Meanwhile, the video stands in sharp contrast to a sharp critique of Wilkes offered by North Wilkesboro lawyer Michael Cooper. In a column last month in “U.S. News & World Report” – at one time an important, glossy, weekly news magazine but these days just an internet site — Cooper alarmingly recounts just how bad everything is today. The economy is bad. Poverty is bad. The politics is bad.
Cooper makes you want to move to another country.
He makes some grim points that can shake the confidence of us here in the hometown border territory. We’re victims of a half-century of economic and cultural decline, Cooper said.
With manufacturing jobs cut nearly in half during the 21st Century, Wilkes is second in the nation in income lost, Cooper said, and third in drug overdoses. He pointed to such things as a 23-percent poverty rate and 25 percent of us not finishing high school.
So how could we have fallen so far so fast from 1948, when the streets were bustling with postwar prosperity and activity, and everybody was so darn happy?
“There is a booming, prosperous county named Wilkes,” said the film, titled “This is Progressive Wilkes County.” “Yes, Wilkes County is one of the best rounded in the state. …
“With such advantages in a county, it is understandable how a vigorous community would feed from this natural wealth and grow into one of the leading business towns of its size in the nation.”
Of course you and I know that things were not that great in 1948.
Though homes did have electricity by that time, a number still did not have indoor plumbing. The social and economic toll from alcoholism and bootlegging were a plague. Racial segregation required of African Americans a second-class life. There are no black faces to be seen in “Progressive Wilkes County.”

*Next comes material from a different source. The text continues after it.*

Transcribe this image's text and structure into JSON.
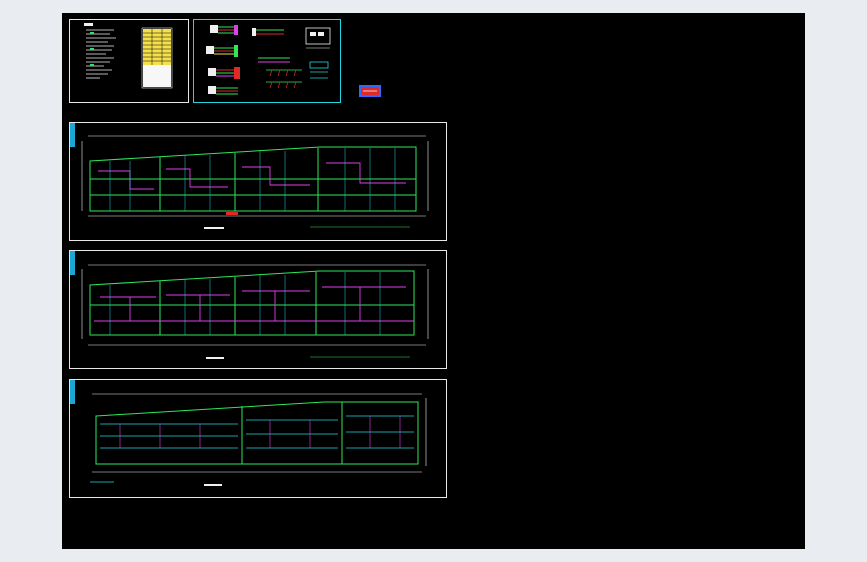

It’s true that the big manufacturing plants of that time were humming and employed hundreds if not thousands at each site. Those aging, large mills were not replaced and started shutting down in the late 1980s. Also, people no longer farm as they did in 1948.

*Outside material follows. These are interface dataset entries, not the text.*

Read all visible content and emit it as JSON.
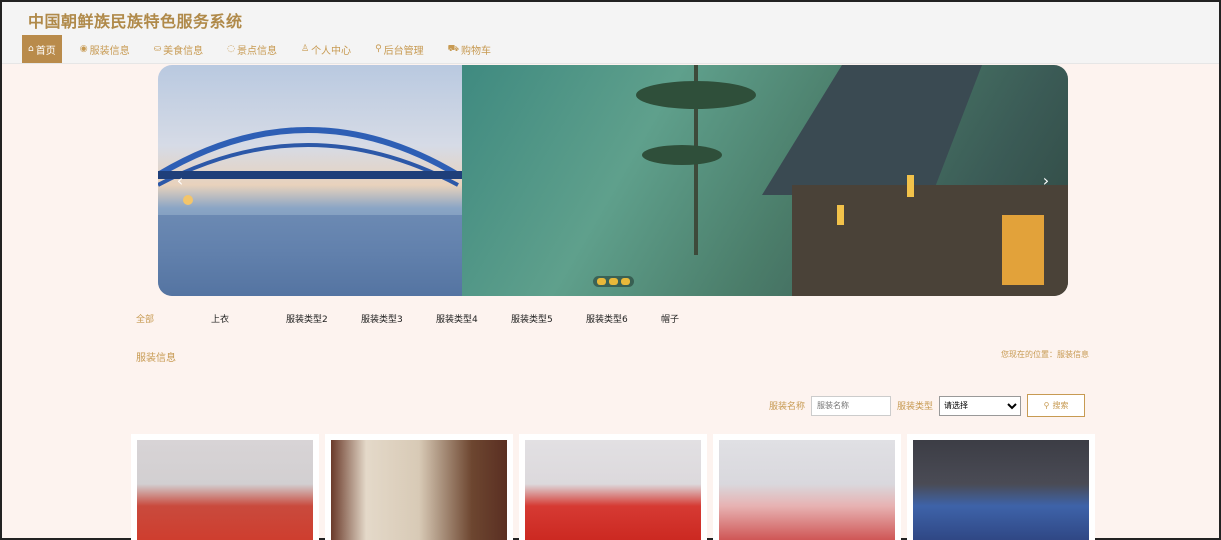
{
  "site": {
    "title": "中国朝鲜族民族特色服务系统"
  },
  "nav": {
    "items": [
      {
        "icon": "⌂",
        "label": "首页"
      },
      {
        "icon": "◉",
        "label": "服装信息"
      },
      {
        "icon": "⛀",
        "label": "美食信息"
      },
      {
        "icon": "◌",
        "label": "景点信息"
      },
      {
        "icon": "♙",
        "label": "个人中心"
      },
      {
        "icon": "⚲",
        "label": "后台管理"
      },
      {
        "icon": "⛟",
        "label": "购物车"
      }
    ],
    "active_index": 0
  },
  "carousel": {
    "prev": "‹",
    "next": "›",
    "slides": 3
  },
  "categories": [
    "全部",
    "上衣",
    "服装类型2",
    "服装类型3",
    "服装类型4",
    "服装类型5",
    "服装类型6",
    "帽子"
  ],
  "section": {
    "title": "服装信息",
    "breadcrumb": "您现在的位置：服装信息"
  },
  "search": {
    "name_label": "服装名称",
    "name_placeholder": "服装名称",
    "type_label": "服装类型",
    "type_selected": "请选择",
    "button": "搜索"
  },
  "colors": {
    "accent": "#c79a52",
    "active_nav": "#b98b4b",
    "page_bg": "#fdf3ef"
  }
}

But changes in the economy does not equate to a decline in the economy. We’ve moved from an industrial economy in 1948 to a post-industrial economy today. People now are more spread out and work in a much wider variety of occupations and for a much wider variety of employers.

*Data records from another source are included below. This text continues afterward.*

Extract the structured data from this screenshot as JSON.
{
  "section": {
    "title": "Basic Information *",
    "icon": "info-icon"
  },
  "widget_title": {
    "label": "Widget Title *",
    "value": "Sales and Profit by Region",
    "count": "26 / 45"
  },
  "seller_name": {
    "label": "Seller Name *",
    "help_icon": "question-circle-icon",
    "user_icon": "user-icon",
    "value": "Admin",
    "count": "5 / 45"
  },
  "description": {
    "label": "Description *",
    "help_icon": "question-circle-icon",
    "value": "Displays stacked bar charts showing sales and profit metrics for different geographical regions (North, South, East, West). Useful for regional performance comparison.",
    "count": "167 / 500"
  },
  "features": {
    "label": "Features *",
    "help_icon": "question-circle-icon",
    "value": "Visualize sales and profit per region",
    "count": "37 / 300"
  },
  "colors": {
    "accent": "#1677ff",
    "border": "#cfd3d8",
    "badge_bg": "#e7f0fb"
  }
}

Modern shoppers would be appalled at being confined to a small, centralized downtown retail district with limited choices and higher prices, as in 1948. With only a few landline telephones and absolutely no TVs, computers or internet, people then had limited access to communication and lived largely in ignorance of the wider world.
Ditto for medical services, transportation, educational opportunity. A modern person would hang his or her head in despair if somehow plopped down into 1948 and forced to live then.
We moderns do have our problems. We must examine our problems and strive to overcome them and to make things better for us, our children and our grandchildren.
But the truth is that we have it so much better today. And the reason is the happy folks in 1948 tackled their problems and strove to overcome them and thus made things better for us — their children, grandchildren and great-grandchildren.
Now let’s do the same and make the good folks in 2048 think that these are the good ol’ days. Because they are.
Stephen Harris, a Wilkes county native and resident, returned home to live in State Road.